A Red Orchid Theatre http://www.aredorchidtheatre.org is presenting In a Garden by Howard Korder, a fast-moving and smartly written play in nine scenes spanning 15 years from 1989 to 2004. The play portrays the frustration of an ambitious American architect (played by Larry Grimm) proposing a design for a fictitious Middle Eastern country named Aquaat, which might be Iraq.
Director Lou Contey keeps the action moving well, with quick scene changes made by a stage assistant, veiled and silent — the only woman who appears. Broadcast news snippets between scenes set the time line. The tiny Red Orchid space is the office of the minister of culture (a strong performance by Rom Borkhardor), a man enamored of American pop culture and American architects. The architect and the minister develop an uneasy friendship over the years–but the play, which starts out like a satire with many clever lines about truth and beauty, becomes darker as the scenes progress. (Photo courtesy of A Red Orchid Theatre. Left, Borkhardor as the minister, and Larry Grimm as the architect.)

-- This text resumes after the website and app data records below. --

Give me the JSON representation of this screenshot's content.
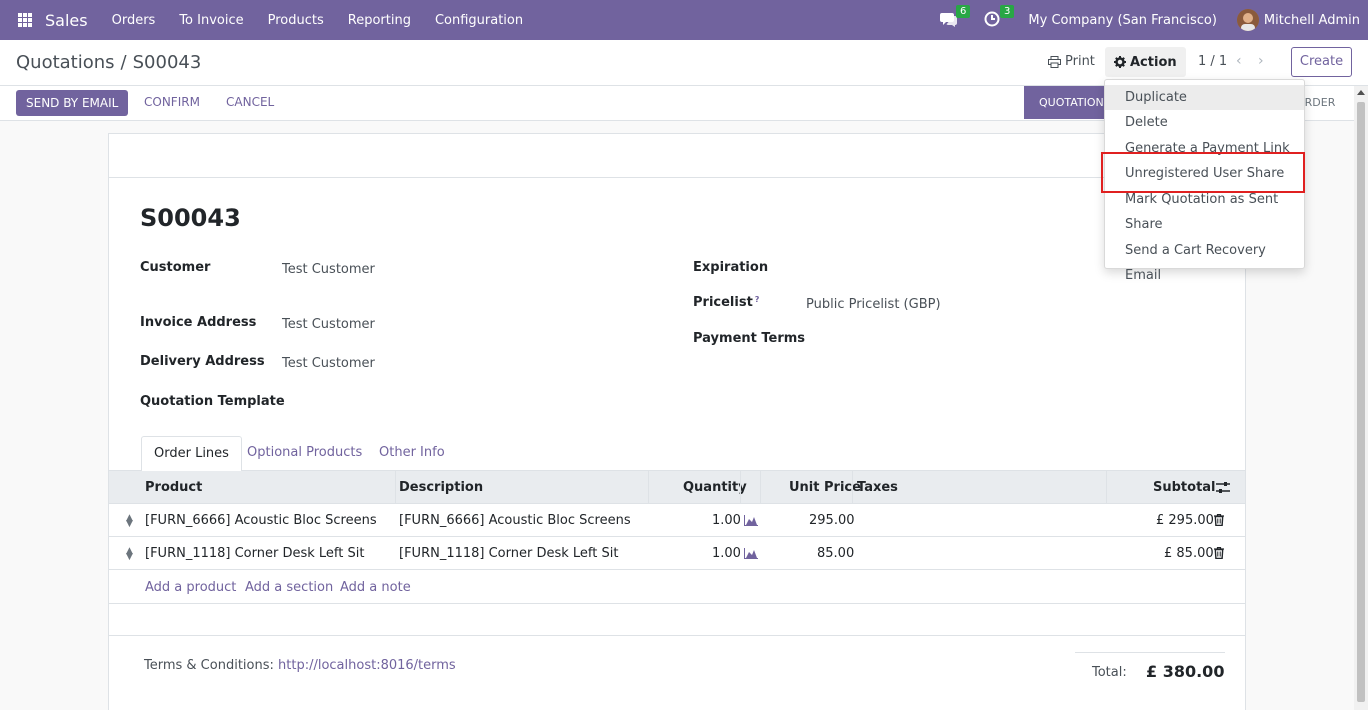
{
  "navbar": {
    "app_name": "Sales",
    "menu": [
      "Orders",
      "To Invoice",
      "Products",
      "Reporting",
      "Configuration"
    ],
    "chat_count": "6",
    "activity_count": "3",
    "company": "My Company (San Francisco)",
    "user": "Mitchell Admin",
    "accent": "#71639e"
  },
  "control": {
    "breadcrumb_parent": "Quotations",
    "breadcrumb_sep": "/",
    "breadcrumb_current": "S00043",
    "print_label": "Print",
    "action_label": "Action",
    "pager": "1 / 1",
    "create_label": "Create"
  },
  "status": {
    "send_email": "SEND BY EMAIL",
    "confirm": "CONFIRM",
    "cancel": "CANCEL",
    "stage_quotation": "QUOTATION",
    "stage_order": "ORDER"
  },
  "form": {
    "title": "S00043",
    "customer_label": "Customer",
    "customer": "Test Customer",
    "invoice_label": "Invoice Address",
    "invoice": "Test Customer",
    "delivery_label": "Delivery Address",
    "delivery": "Test Customer",
    "template_label": "Quotation Template",
    "expiration_label": "Expiration",
    "pricelist_label": "Pricelist",
    "pricelist_help": "?",
    "pricelist": "Public Pricelist (GBP)",
    "payment_terms_label": "Payment Terms"
  },
  "tabs": [
    "Order Lines",
    "Optional Products",
    "Other Info"
  ],
  "table": {
    "headers": {
      "product": "Product",
      "description": "Description",
      "quantity": "Quantity",
      "unit_price": "Unit Price",
      "taxes": "Taxes",
      "subtotal": "Subtotal"
    },
    "rows": [
      {
        "product": "[FURN_6666] Acoustic Bloc Screens",
        "description": "[FURN_6666] Acoustic Bloc Screens",
        "quantity": "1.00",
        "unit_price": "295.00",
        "taxes": "",
        "subtotal": "£ 295.00"
      },
      {
        "product": "[FURN_1118] Corner Desk Left Sit",
        "description": "[FURN_1118] Corner Desk Left Sit",
        "quantity": "1.00",
        "unit_price": "85.00",
        "taxes": "",
        "subtotal": "£ 85.00"
      }
    ],
    "add_product": "Add a product",
    "add_section": "Add a section",
    "add_note": "Add a note"
  },
  "footer": {
    "terms_label": "Terms & Conditions:",
    "terms_link": "http://localhost:8016/terms",
    "total_label": "Total:",
    "total_value": "£ 380.00"
  },
  "action_menu": {
    "items": [
      "Duplicate",
      "Delete",
      "Generate a Payment Link",
      "Unregistered User Share",
      "Mark Quotation as Sent",
      "Share",
      "Send a Cart Recovery Email"
    ]
  }
}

The architect has not had a successful career; he has several proposed and unbuilt projects in different countries and the minister refers to him as a second-tier architect. He is desperate to see one of his designs built, which may explain why he suffers through years of ambiguity and misdirection from his client (or patron, as the minister prefers). It’s never clear who is making the decisions or if in fact a decision will ever be made to build the gazebo in a peaceful garden of lemon trees so desired by the minister.
In the final scene in 2004, everything has changed: the space, the architect’s professional goals and the minister’s status. The gazebo was finally built, but now is gone. The lemon trees remain – to be enjoyed by the office’s new occupant: an American army officer.
In a Garden runs through Sunday, May 19, so you still have a chance to see it. Shows are at 8pm Thursday, Friday and Saturday and 3pm Sunday. A Red Orchid Theatre performs at 1531 N. Wells St.
Slightly different versions of these reviews appear at gapersblock.com, a Chicago website, on the A/C or Arts page.